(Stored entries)
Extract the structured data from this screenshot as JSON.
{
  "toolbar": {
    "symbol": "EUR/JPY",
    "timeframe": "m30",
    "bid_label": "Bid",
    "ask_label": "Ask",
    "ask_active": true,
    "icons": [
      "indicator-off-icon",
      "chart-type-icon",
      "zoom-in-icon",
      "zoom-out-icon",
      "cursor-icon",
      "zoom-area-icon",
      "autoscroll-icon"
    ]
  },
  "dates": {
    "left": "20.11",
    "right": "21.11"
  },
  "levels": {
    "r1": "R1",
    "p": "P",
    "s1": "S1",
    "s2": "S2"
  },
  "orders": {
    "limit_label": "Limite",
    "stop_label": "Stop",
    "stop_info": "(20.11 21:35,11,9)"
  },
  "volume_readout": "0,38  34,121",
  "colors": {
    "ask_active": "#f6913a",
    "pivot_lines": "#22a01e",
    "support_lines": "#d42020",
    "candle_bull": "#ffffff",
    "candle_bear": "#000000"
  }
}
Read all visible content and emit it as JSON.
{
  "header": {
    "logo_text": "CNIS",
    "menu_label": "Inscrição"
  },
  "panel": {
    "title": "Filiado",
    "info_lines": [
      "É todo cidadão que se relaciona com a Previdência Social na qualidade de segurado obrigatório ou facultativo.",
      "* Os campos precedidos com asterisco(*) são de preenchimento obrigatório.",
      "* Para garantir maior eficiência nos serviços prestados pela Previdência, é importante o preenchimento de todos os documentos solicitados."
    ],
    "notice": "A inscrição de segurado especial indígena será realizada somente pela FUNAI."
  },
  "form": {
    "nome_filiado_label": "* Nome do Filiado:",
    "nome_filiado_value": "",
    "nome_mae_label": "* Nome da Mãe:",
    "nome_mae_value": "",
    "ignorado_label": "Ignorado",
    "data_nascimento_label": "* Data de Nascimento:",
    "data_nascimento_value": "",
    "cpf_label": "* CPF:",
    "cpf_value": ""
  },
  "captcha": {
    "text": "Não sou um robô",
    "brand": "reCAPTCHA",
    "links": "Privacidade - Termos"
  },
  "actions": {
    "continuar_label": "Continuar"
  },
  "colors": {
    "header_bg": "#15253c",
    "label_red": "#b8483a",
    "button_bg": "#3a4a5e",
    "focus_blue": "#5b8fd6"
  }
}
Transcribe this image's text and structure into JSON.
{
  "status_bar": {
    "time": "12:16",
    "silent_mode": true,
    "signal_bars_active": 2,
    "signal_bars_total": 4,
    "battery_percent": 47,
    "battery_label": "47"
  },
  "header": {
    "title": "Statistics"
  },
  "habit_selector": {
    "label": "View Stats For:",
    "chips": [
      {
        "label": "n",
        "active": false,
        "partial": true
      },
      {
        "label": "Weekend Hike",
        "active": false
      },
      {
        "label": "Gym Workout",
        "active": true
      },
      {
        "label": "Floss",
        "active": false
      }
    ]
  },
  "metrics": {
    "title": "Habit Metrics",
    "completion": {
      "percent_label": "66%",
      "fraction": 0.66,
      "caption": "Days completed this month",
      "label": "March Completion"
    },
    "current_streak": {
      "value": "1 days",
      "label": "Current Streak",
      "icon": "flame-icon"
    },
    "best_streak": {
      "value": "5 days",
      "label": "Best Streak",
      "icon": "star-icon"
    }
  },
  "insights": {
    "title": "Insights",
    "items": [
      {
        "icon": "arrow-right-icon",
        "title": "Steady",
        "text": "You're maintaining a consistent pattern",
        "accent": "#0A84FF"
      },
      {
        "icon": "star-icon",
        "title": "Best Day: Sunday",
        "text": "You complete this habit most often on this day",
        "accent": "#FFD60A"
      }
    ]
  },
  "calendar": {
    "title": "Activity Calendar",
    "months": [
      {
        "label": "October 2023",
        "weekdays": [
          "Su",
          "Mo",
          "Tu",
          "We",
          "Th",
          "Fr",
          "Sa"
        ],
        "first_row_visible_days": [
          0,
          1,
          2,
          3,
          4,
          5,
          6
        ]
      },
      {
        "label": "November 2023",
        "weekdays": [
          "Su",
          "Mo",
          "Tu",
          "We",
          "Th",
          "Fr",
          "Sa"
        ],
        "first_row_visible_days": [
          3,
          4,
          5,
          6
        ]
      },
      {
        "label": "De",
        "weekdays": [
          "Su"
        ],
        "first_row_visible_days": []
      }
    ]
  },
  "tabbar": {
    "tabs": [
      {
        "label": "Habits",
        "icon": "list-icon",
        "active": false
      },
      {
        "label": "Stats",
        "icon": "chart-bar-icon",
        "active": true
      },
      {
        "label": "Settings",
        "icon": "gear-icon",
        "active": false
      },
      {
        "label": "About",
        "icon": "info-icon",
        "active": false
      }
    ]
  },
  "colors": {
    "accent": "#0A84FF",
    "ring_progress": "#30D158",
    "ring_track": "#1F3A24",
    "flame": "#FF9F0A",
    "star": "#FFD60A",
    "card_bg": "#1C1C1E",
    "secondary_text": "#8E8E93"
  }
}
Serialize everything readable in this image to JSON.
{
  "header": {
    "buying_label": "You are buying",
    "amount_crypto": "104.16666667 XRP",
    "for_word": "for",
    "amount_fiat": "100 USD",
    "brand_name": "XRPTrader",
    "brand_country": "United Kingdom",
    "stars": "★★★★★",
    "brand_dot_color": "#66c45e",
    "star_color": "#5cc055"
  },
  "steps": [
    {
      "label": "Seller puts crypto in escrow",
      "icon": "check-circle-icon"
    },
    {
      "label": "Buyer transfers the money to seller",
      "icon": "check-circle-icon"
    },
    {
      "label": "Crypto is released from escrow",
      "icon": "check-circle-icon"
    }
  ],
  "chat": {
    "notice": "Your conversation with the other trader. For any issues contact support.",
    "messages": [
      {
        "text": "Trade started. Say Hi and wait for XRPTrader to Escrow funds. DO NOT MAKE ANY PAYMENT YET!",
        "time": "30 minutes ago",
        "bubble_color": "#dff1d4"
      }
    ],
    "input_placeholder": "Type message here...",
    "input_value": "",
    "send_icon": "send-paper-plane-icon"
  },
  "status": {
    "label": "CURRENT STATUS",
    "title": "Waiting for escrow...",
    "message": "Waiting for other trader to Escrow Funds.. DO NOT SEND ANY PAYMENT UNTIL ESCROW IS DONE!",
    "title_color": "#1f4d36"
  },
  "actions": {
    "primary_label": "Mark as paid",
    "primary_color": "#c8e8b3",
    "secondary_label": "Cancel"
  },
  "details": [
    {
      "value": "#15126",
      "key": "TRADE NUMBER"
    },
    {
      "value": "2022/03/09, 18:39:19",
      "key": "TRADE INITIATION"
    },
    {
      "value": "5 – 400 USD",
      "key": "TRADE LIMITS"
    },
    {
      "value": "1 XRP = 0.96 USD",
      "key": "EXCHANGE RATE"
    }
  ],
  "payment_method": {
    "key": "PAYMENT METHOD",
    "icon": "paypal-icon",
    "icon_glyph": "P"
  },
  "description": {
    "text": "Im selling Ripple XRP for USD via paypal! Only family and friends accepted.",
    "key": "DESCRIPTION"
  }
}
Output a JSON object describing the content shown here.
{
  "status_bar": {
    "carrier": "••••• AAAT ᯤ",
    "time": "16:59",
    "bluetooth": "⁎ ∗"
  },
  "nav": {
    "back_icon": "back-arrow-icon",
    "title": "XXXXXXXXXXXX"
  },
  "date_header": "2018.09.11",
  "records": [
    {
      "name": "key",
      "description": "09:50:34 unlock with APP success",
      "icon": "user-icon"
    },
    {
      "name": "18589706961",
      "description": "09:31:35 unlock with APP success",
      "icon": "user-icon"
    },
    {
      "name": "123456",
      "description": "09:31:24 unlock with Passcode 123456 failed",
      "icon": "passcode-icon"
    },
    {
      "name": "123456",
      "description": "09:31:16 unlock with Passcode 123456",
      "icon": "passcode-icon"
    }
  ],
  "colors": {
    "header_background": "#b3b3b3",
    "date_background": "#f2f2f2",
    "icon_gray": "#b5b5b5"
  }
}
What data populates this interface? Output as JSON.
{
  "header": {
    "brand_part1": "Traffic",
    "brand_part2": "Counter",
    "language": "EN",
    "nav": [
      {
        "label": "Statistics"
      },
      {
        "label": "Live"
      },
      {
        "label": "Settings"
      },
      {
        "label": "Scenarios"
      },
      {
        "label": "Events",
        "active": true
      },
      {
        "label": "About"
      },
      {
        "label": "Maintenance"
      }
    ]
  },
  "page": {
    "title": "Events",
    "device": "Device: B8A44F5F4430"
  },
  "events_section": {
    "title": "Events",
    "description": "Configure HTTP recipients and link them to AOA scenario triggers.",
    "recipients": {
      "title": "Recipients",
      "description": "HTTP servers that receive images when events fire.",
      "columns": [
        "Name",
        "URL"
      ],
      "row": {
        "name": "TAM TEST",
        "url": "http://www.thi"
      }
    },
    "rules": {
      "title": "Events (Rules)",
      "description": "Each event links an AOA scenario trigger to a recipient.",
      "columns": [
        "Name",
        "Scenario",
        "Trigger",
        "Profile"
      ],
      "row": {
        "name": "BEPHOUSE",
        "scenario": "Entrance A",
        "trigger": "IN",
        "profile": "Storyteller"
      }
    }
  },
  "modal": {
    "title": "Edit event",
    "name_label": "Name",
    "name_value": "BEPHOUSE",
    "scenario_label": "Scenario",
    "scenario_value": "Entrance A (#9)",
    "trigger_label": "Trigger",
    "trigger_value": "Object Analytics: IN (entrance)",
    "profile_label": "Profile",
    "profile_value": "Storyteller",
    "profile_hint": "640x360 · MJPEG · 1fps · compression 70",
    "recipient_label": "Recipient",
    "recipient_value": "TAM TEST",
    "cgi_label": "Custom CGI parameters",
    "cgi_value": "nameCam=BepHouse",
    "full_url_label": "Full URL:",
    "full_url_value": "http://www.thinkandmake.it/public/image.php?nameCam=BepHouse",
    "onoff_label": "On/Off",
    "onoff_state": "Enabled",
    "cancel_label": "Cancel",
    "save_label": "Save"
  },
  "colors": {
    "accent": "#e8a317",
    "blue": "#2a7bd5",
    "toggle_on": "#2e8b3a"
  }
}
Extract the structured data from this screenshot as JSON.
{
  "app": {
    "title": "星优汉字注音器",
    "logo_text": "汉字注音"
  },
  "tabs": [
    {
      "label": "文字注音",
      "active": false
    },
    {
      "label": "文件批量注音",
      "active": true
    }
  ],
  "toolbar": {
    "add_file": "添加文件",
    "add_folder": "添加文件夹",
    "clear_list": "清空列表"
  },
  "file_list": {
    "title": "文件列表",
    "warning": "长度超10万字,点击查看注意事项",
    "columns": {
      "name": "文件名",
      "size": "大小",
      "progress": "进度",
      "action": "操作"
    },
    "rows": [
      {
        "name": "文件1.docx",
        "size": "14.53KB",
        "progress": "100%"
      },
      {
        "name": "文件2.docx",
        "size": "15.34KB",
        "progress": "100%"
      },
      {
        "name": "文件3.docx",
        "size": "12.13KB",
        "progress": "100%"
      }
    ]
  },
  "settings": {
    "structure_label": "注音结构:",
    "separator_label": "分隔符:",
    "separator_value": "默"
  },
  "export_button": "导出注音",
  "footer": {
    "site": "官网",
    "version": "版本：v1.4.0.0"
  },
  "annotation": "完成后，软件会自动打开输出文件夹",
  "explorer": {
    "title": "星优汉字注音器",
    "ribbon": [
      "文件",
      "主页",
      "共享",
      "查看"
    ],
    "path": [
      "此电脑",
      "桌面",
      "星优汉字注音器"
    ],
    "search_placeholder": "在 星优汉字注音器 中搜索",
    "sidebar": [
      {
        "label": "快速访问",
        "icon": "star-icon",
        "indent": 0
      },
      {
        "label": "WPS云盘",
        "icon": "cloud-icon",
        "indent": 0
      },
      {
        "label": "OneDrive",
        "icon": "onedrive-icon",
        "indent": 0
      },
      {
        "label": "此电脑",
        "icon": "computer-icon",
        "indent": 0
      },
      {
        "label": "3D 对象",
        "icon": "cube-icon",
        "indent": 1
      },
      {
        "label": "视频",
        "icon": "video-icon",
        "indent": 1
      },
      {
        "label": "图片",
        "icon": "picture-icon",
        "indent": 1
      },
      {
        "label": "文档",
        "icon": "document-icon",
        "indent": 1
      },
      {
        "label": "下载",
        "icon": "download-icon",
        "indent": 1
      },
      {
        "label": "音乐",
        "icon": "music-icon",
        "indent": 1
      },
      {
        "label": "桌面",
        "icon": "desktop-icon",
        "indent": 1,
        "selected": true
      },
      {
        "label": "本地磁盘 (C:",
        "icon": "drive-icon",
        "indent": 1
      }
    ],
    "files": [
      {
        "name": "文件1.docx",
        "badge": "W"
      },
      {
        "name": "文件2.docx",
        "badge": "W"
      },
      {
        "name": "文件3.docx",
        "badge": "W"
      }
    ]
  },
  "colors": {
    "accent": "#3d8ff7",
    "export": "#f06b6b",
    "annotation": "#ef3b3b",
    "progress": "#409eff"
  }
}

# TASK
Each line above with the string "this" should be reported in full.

# WRITTEN ANSWER
Extract the structured data from this screenshot as JSON.
Transcribe this image's text and structure into JSON.
      "caption": "Days completed this month",
        "text": "You complete this habit most often on this day",
Serialize everything readable in this image to JSON.
What data populates this interface? Output as JSON.
Extract the structured data from this screenshot as JSON.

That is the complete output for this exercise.